Numerous vapor industry experts complained that all the mentioned studies had serious flaws. According to Francisco Garcia, a researcher at the University of Arizona, the truth is that “there is not enough evidence to evaluate the effectiveness, safety, or benefits and harms of using e-cigarettes to help people quit smoking.” Anecdotally, however, there are possibly millions of stories and blog posts that can be found online of ex-smokers extolling the virtues of vapor. Just the CASAA website has a testimonials section with more than 5,300 stories of smokers using vapor to quit.
Several studies show that vaping more likely helps smokers quit, rather than push people towards traditional tobacco. In fact, a new online poll out of Scotland by psychologist Christopher Russell and colleagues at the Centre for Drug Misuse in Glasgow (an independent research entity), found that of the 7,300 people surveyed who said they had vaped at least once, 5,000 had been regular smokers when they first started vaping. More than 80 percent of smokers had quit completely since beginning to vape regularly, which, at the time of the survey, was an average of 14 months before they took the survey.
More than 56 percent of respondents who were still smoking at the time of the survey had at least halved their daily smoking since beginning to regularly vape (defined as at least every other day). The average reduction was from 23 cigarettes per day pre-vaping to four per day. In full disclosure, The Centre has received research funding from public bodies, such as the UK Government Department of Health and the United Nations, and from tobacco companies, such as British American Tobacco and Philip Morris International.
Conley quit smoking using watermelon-flavored e-liquid in 2010. He says one of the major issues with vapor studies is that the major medical journals that have the best public relations firms generally publish only research by those ideologically opposed to harm reduction for smokers. “Meanwhile, quality studies often get ignored by the media, in part because good news isn’t sexy,” says Conley. “With each passing year the number of negative and slanted studies just keep piling up. This has undoubtedly impacted smokers’ perceptions of the relative risk of vaping versus smoking, which is why one of the major conclusions of the recent Public Health England report was that health authorities need to combat this rampant misinformation.”

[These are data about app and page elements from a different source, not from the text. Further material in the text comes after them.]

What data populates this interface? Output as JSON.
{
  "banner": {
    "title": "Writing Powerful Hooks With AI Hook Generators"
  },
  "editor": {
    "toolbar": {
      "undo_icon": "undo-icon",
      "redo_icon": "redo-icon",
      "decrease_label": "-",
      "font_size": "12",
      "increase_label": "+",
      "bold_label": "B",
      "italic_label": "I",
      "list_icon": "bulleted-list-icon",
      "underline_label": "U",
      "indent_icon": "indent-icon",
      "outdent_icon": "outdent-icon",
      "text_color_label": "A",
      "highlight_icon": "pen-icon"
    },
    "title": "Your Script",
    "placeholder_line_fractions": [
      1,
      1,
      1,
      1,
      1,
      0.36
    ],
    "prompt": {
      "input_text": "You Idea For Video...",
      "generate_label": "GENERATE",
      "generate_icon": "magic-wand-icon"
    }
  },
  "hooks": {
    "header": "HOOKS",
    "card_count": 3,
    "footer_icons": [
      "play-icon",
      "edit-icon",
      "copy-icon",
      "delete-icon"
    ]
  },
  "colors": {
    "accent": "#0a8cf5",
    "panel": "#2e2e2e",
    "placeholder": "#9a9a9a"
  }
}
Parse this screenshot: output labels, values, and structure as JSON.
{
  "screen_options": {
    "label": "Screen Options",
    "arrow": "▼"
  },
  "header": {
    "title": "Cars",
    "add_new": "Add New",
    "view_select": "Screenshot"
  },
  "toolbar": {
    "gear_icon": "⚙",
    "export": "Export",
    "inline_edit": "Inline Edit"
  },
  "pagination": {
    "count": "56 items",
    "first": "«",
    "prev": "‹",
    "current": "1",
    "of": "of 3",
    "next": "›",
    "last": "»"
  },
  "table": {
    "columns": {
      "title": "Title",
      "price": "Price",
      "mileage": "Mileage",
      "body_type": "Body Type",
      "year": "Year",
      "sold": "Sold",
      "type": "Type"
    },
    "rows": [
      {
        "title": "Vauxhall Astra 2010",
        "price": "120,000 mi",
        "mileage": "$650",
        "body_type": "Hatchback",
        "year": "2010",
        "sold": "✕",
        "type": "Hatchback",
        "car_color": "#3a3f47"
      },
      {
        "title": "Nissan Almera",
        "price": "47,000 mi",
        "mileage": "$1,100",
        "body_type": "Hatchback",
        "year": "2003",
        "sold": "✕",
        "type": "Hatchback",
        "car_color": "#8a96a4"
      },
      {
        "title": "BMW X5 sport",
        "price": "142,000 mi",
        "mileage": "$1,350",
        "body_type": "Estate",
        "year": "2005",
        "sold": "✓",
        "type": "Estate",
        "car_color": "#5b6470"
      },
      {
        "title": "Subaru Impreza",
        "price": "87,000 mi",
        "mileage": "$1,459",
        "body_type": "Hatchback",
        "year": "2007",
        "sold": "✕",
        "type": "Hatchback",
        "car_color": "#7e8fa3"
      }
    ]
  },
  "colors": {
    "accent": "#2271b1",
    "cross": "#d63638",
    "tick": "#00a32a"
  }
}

The one thing that can be garnered from most vapor industry studies to date is that e-cigarettes are most likely a reduced risk over smoking cigarettes. “E-cigarettes are not completely risk-free, but when compared to smoking, evidence shows they carry just a fraction of the harm,” said professor Kevin Fenton with PHE, who was not involved in this particular PHE study.
Exactly how much risk is reduced remains an open question—but we can expect the researchers to continue confusing us all.